At first I found the lines hard to follow becuase the I thought the book was not set out that well. It does take more time to go through for this reason but do not let this put you off. With time I became to get used to the set out of the lines and after a bit of work it has paid off. In fact, once you understand it the set out is excellent. If you love gambits then buy this book!
The book has a nice index of variations and also covers the usual Declined lines, though only in a fraction of the detail of the Bishop's Gambit. If you are looking for hints on how to play against the KG as black, you should know this book does not cover the usual Kf3 lines at all, though the author gives you a hint that he switched to the Bishop's gambit to avoid the lines following from 3 ... g5.
Why is the Bishop's Gambit not better known? Probably because of the very scary Qh4+ moves, which start as early as move 3 and require White's Kf1, losing the right to castle and seemingly entombing the King's Rook. Johansson covers these Queen checks in a series of short chapters, but summarizes it as "not really that scary". I can attest myself that though the lines are sharp, it does turn out that they are not that bad.
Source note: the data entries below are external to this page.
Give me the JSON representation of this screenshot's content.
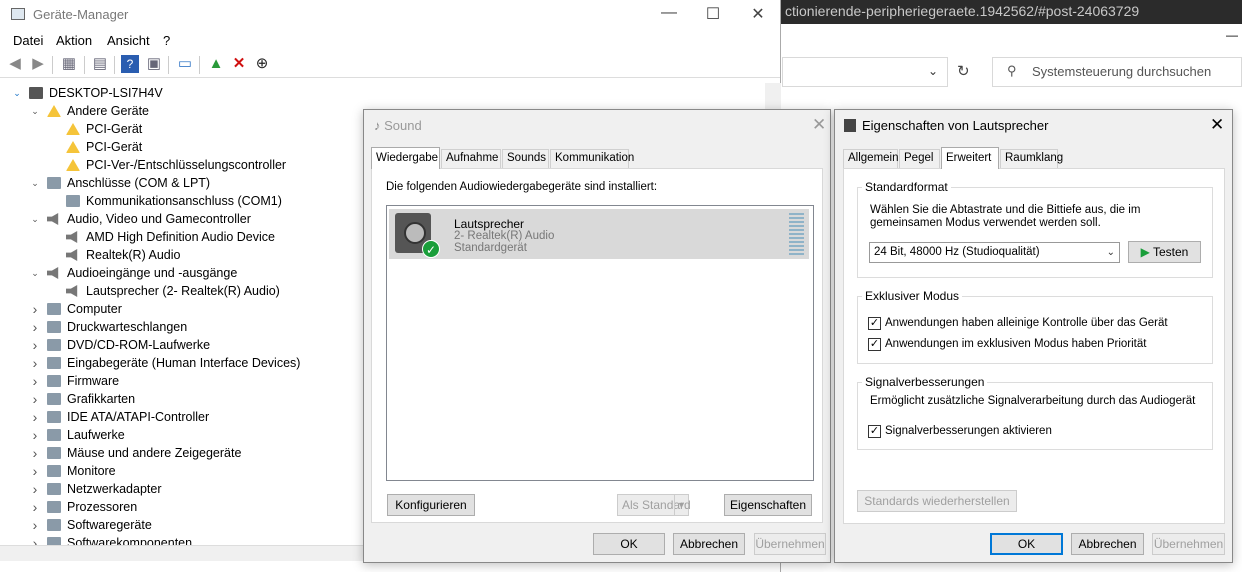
{
  "browser": {
    "url": "ctionierende-peripheriegeraete.1942562/#post-24063729",
    "search_placeholder": "Systemsteuerung durchsuchen"
  },
  "devmgr": {
    "title": "Geräte-Manager",
    "menu": [
      "Datei",
      "Aktion",
      "Ansicht",
      "?"
    ],
    "root": "DESKTOP-LSI7H4V",
    "tree": [
      {
        "label": "Andere Geräte",
        "level": 1,
        "expanded": true,
        "icon": "warning-device-icon"
      },
      {
        "label": "PCI-Gerät",
        "level": 2,
        "icon": "warning-icon"
      },
      {
        "label": "PCI-Gerät",
        "level": 2,
        "icon": "warning-icon"
      },
      {
        "label": "PCI-Ver-/Entschlüsselungscontroller",
        "level": 2,
        "icon": "warning-icon"
      },
      {
        "label": "Anschlüsse (COM & LPT)",
        "level": 1,
        "expanded": true,
        "icon": "port-icon"
      },
      {
        "label": "Kommunikationsanschluss (COM1)",
        "level": 2,
        "icon": "port-icon"
      },
      {
        "label": "Audio, Video und Gamecontroller",
        "level": 1,
        "expanded": true,
        "icon": "speaker-icon"
      },
      {
        "label": "AMD High Definition Audio Device",
        "level": 2,
        "icon": "speaker-icon"
      },
      {
        "label": "Realtek(R) Audio",
        "level": 2,
        "icon": "speaker-icon"
      },
      {
        "label": "Audioeingänge und -ausgänge",
        "level": 1,
        "expanded": true,
        "icon": "speaker-icon"
      },
      {
        "label": "Lautsprecher (2- Realtek(R) Audio)",
        "level": 2,
        "icon": "speaker-icon"
      },
      {
        "label": "Computer",
        "level": 1,
        "expanded": false,
        "icon": "computer-icon"
      },
      {
        "label": "Druckwarteschlangen",
        "level": 1,
        "expanded": false,
        "icon": "printer-icon"
      },
      {
        "label": "DVD/CD-ROM-Laufwerke",
        "level": 1,
        "expanded": false,
        "icon": "disc-icon"
      },
      {
        "label": "Eingabegeräte (Human Interface Devices)",
        "level": 1,
        "expanded": false,
        "icon": "hid-icon"
      },
      {
        "label": "Firmware",
        "level": 1,
        "expanded": false,
        "icon": "firmware-icon"
      },
      {
        "label": "Grafikkarten",
        "level": 1,
        "expanded": false,
        "icon": "display-adapter-icon"
      },
      {
        "label": "IDE ATA/ATAPI-Controller",
        "level": 1,
        "expanded": false,
        "icon": "ide-icon"
      },
      {
        "label": "Laufwerke",
        "level": 1,
        "expanded": false,
        "icon": "drive-icon"
      },
      {
        "label": "Mäuse und andere Zeigegeräte",
        "level": 1,
        "expanded": false,
        "icon": "mouse-icon"
      },
      {
        "label": "Monitore",
        "level": 1,
        "expanded": false,
        "icon": "monitor-icon"
      },
      {
        "label": "Netzwerkadapter",
        "level": 1,
        "expanded": false,
        "icon": "network-icon"
      },
      {
        "label": "Prozessoren",
        "level": 1,
        "expanded": false,
        "icon": "cpu-icon"
      },
      {
        "label": "Softwaregeräte",
        "level": 1,
        "expanded": false,
        "icon": "software-icon"
      },
      {
        "label": "Softwarekomponenten",
        "level": 1,
        "expanded": false,
        "icon": "software-icon"
      }
    ]
  },
  "sound": {
    "title": "Sound",
    "tabs": [
      "Wiedergabe",
      "Aufnahme",
      "Sounds",
      "Kommunikation"
    ],
    "intro": "Die folgenden Audiowiedergabegeräte sind installiert:",
    "device": {
      "name": "Lautsprecher",
      "driver": "2- Realtek(R) Audio",
      "status": "Standardgerät"
    },
    "buttons": {
      "configure": "Konfigurieren",
      "default": "Als Standard",
      "properties": "Eigenschaften",
      "ok": "OK",
      "cancel": "Abbrechen",
      "apply": "Übernehmen"
    }
  },
  "props": {
    "title": "Eigenschaften von Lautsprecher",
    "tabs": [
      "Allgemein",
      "Pegel",
      "Erweitert",
      "Raumklang"
    ],
    "format": {
      "group": "Standardformat",
      "desc1": "Wählen Sie die Abtastrate und die Bittiefe aus, die im",
      "desc2": "gemeinsamen Modus verwendet werden soll.",
      "value": "24 Bit, 48000 Hz (Studioqualität)",
      "test": "Testen"
    },
    "exclusive": {
      "group": "Exklusiver Modus",
      "opt1": "Anwendungen haben alleinige Kontrolle über das Gerät",
      "opt2": "Anwendungen im exklusiven Modus haben Priorität",
      "opt1_checked": true,
      "opt2_checked": true
    },
    "enhance": {
      "group": "Signalverbesserungen",
      "desc": "Ermöglicht zusätzliche Signalverarbeitung durch das Audiogerät",
      "opt": "Signalverbesserungen aktivieren",
      "opt_checked": true
    },
    "restore": "Standards wiederherstellen",
    "buttons": {
      "ok": "OK",
      "cancel": "Abbrechen",
      "apply": "Übernehmen"
    }
  }
}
After Kf1, Nf3 White just loses some tempos in retreat and finds the white king has found a safe shelter behind black's own e pawn, now sitting on f4. Or, as happened recently to me, tries for more with Qg4 which loses to Bxf7+ KxB Ne5+ forking king and queen.
DEFENSE. HE EXPLORES FULLY RELEVANT VARIATIONS IF BLACK SHOULD DECLINE THE GAMBIT. NO TEARS